New features and a refreshed look for Pension Watch!
Today we are unveiling a refreshed version of our Pension Watch website. It was first launched in 2010 as a knowledge hub dedicated to monitoring the right to social security in older age, with a focus on tax-financed social pensions, and now we've updated it with a new look and new features.
The site is hosted by us at HelpAge International, and is orientated around our social pensions database, which holds information on schemes in over 110 countries. We and other organisations around the globe use the data in advocacy and policy analysis, and it contributes to monitoring social protection coverage targets in the Sustainable Development Goals.
We see social pensions as an important approach to expanding pension systems, particularly in low and middle-income countries with high levels of poverty and informal employment.
What's new on Pension Watch?
Citizen generated data
One of the new features we're most excited about is our section on voice and accountability, which hosts citizen data from older people who have been monitoring social protection schemes. This information provides a unique insight into older people's real experiences of accessing social protection, particularly in relation to registration, payment and accountability.
This data was collected to support social protection accountability in Kenya, Mozambique, Uganda and Zanzibar off the coast of Tanzania since 2015.
We have explored the impact of this voice and accountability work in the countries through digital stories and summarised the data in four Pension Watch briefs - Mozambique (PDF - 1.1mb) and Uganda (PDF - 907kb) are available now, while the Kenya and Zanzibar will be coming soon.
A revamped social pensions database
We began building our social pensions database over a decade ago. We found that, despite their growing popularity, information on social pensions around the world was limited. In recent years we've worked hard to populate the database with information on social pension eligibility, coverage and adequacy, and we have provided our sources for those who wish to dig deeper.
Our upgraded country profiles have allowed us to share the growing depth of this data. Where possible, we are also trying to better describe how the coverage of social pensions compares to other elements of national pension systems. Profiles for some countries, including Bolivia, Mauritius, the Philippines and Thailand, now have visualisations showing coverage of social pensions compared to contributory schemes.

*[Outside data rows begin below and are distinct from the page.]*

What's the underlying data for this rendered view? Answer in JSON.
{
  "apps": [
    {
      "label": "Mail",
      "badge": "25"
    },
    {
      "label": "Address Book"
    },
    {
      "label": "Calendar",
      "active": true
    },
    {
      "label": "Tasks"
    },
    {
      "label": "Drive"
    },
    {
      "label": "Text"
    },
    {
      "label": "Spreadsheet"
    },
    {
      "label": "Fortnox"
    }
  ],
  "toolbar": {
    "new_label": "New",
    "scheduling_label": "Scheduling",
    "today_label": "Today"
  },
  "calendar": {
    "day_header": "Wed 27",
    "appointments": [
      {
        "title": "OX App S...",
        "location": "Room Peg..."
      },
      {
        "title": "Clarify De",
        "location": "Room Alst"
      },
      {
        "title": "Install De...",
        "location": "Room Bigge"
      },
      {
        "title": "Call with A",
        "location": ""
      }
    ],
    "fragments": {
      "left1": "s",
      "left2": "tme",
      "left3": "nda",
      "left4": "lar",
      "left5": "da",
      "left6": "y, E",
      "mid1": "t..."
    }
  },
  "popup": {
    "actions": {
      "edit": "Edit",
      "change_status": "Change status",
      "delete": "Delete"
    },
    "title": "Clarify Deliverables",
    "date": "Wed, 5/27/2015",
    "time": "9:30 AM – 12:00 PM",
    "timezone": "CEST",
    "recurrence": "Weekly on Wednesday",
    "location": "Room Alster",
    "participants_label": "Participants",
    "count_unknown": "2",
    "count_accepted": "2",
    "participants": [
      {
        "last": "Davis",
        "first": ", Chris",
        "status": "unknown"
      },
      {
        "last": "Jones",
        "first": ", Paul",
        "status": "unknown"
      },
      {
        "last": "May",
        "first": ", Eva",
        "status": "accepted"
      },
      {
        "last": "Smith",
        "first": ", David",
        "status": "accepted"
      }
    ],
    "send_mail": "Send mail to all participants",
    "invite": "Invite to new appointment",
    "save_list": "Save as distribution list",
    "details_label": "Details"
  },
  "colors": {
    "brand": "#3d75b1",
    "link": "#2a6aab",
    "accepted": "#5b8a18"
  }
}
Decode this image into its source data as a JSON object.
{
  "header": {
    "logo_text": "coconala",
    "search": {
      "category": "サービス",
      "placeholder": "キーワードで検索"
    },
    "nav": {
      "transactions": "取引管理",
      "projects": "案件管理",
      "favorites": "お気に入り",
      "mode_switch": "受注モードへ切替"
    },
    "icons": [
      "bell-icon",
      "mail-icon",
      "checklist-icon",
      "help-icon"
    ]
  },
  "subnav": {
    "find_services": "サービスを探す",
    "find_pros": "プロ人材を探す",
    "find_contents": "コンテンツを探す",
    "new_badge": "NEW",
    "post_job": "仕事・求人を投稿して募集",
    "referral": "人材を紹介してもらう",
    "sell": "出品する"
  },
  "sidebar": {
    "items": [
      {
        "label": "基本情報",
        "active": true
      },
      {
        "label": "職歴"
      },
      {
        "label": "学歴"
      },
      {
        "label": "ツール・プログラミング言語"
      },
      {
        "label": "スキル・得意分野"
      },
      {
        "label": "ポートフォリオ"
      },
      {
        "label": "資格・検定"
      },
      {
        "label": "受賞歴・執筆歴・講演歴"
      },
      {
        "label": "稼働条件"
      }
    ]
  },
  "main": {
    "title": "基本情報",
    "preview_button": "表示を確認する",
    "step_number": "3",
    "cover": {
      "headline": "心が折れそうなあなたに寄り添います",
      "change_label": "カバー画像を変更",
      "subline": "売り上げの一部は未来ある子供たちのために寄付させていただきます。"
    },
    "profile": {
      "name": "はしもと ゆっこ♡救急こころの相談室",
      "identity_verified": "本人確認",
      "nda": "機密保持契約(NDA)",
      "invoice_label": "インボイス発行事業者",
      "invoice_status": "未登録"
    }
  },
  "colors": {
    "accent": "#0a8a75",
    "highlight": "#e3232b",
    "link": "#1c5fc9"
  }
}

We'd love to hear your comments and suggestions on the site, so please write to firstname.lastname@example.org if you have any thoughts. We're also eager to hear if you have any updates (or spot any errors) in the social pensions database.
The refresh of our Pension Watch site and the older citizen monitoring of social protection described above was funded by Federal Ministry of Economic Cooperation and Development (BMZ).